Is the interpretation of the Morleyization of a first order theory in a Heyting category automatically classical?

In Johnstone's Sketches of an Elephant (D1.5.13), he describes how given a first order theory $T$ in a signature $\Sigma$, one can devise a coherent theory $T'$ over a new signature $\Sigma'$ (the Morleyization of $T$) such that in Boolean Coherent categories the two theories have essentially the same models.

Initially, when I heard this result, I had believed that both the coherent and first order theory would have non-classical models in Heyting categories that might differ in that setting, but coincide in a classical setting; but it's seeming as though I was incorrect, and that the Morleyization will have classical models in any Heyting category. Constructive reasoning is something I'm just getting the hang of, so I wanted to get confirmation or correction as appropriate.

My thinking goes like this: Given the theory $T$ in the signature $\Sigma$, the Morleyization adds to $\Sigma$ two atomic predicate symbols $C_\varphi, D_\varphi$ for every $\Sigma$-formula $\varphi$ (with the same free variables as $\varphi$); this gives us $\Sigma'$. $T'$ is obtained by taking as an axiom the sequent $C_\varphi\vdash C_\psi$ for each axiom $\varphi\vdash\psi$ in $T$, plus a collection of axioms that make sure that the interpretations of these new atomic predicates are based on the structure of the formula in their subscript. In particular, $T'$ contains for each $\varphi\in T$ the axioms $$\vdash C_\varphi\vee D_\varphi$$ and $$C_\varphi\wedge D_\varphi\vdash \bot$$ ensuring that the subobjects interpreting these predicates are complementary.

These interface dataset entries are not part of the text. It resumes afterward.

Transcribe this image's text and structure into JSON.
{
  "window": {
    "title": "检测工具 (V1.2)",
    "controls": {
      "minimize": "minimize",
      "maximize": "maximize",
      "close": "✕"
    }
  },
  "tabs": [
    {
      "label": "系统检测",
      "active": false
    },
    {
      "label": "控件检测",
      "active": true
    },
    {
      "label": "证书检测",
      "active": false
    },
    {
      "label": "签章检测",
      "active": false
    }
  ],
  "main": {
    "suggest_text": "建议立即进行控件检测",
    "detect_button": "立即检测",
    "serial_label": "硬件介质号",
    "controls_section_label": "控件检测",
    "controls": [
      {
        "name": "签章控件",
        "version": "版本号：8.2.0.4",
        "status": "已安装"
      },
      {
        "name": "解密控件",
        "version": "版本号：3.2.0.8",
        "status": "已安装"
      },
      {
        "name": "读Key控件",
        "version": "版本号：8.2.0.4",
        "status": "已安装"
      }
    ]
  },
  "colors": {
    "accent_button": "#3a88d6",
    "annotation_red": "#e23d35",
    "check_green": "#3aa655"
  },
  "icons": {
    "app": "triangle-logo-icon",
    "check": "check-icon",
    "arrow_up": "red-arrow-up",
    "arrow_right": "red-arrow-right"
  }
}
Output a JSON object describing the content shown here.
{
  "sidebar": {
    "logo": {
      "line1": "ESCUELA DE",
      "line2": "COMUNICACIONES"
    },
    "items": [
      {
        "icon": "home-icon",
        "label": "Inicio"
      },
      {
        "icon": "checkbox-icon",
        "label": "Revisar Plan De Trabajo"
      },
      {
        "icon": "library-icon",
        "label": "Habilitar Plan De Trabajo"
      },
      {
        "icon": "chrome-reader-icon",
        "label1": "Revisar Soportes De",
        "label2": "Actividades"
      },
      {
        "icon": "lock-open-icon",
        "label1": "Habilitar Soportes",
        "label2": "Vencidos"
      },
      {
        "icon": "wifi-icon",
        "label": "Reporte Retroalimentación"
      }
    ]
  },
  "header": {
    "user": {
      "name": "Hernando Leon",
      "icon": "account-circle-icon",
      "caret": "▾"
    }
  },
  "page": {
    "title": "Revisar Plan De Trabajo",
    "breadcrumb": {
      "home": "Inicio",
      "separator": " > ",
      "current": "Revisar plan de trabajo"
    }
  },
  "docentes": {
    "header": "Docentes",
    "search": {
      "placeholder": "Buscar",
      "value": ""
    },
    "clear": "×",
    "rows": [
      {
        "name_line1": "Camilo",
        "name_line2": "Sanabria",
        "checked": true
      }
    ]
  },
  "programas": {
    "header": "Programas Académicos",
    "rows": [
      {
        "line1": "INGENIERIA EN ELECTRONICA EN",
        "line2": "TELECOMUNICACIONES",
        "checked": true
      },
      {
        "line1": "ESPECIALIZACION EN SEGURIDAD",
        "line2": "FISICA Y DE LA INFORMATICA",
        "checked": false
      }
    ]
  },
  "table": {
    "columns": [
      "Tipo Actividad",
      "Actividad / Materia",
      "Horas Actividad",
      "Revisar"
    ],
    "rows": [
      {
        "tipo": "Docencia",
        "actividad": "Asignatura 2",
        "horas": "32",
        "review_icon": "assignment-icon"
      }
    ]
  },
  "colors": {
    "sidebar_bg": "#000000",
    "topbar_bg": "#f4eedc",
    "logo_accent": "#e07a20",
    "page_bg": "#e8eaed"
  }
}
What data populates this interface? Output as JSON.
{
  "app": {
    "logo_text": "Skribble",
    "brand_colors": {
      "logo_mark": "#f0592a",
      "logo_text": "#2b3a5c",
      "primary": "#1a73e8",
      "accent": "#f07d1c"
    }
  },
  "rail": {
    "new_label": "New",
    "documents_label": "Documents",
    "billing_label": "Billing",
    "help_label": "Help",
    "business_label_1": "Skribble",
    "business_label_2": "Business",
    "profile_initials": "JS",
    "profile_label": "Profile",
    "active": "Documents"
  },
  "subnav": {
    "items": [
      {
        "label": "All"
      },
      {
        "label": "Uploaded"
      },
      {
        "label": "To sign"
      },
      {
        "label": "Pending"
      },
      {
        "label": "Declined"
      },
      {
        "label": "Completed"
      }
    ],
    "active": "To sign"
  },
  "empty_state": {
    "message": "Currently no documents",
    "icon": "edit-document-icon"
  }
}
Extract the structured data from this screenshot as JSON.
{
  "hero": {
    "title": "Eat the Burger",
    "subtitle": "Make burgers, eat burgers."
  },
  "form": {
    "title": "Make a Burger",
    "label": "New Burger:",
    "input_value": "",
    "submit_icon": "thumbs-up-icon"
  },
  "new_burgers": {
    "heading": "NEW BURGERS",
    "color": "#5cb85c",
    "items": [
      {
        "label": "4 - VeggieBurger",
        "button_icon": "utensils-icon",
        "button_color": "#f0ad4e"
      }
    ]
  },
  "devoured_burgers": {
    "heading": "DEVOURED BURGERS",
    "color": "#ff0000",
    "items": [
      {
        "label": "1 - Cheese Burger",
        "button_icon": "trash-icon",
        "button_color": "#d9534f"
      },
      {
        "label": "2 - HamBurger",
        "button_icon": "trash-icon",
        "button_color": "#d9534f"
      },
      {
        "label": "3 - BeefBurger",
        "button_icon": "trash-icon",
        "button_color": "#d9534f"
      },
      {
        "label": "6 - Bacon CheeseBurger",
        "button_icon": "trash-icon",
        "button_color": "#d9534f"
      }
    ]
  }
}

Now let's say we take the theory $T'$, but interpret it in a logic that has the connective "$\Rightarrow$" available. Then it looks like we can prove $C_\varphi\vee D_\varphi,\neg C_\varphi\vdash D_\varphi$ just from intuitionistic logic, and from this and the first of the above two axioms we can derive $\neg C_\varphi\vdash D_\varphi$; and from the second of those two axioms alone we can derive $D_\varphi\vdash\neg C_\varphi$. Hence $\vdash C_\varphi\vee\neg C_\varphi$ will hold because $\vdash C_\varphi\vee D_\varphi$ does.

Have I made a mistake on this, or am I correct that excluded middle will hold in the Morleyization if implication is allowed? If I'm not in error, is there an easy tweak that makes $D_\varphi$ behave more like a general Heyting negation of $C_\varphi$ instead of a strict classical negation?

I believe your deduction of $$\vdash C_\varphi \vee \neg C_\varphi$$ is entirely correct, and in this specific sense, any model of the Morleyization (in any topos) satisfies the law of excluded middle.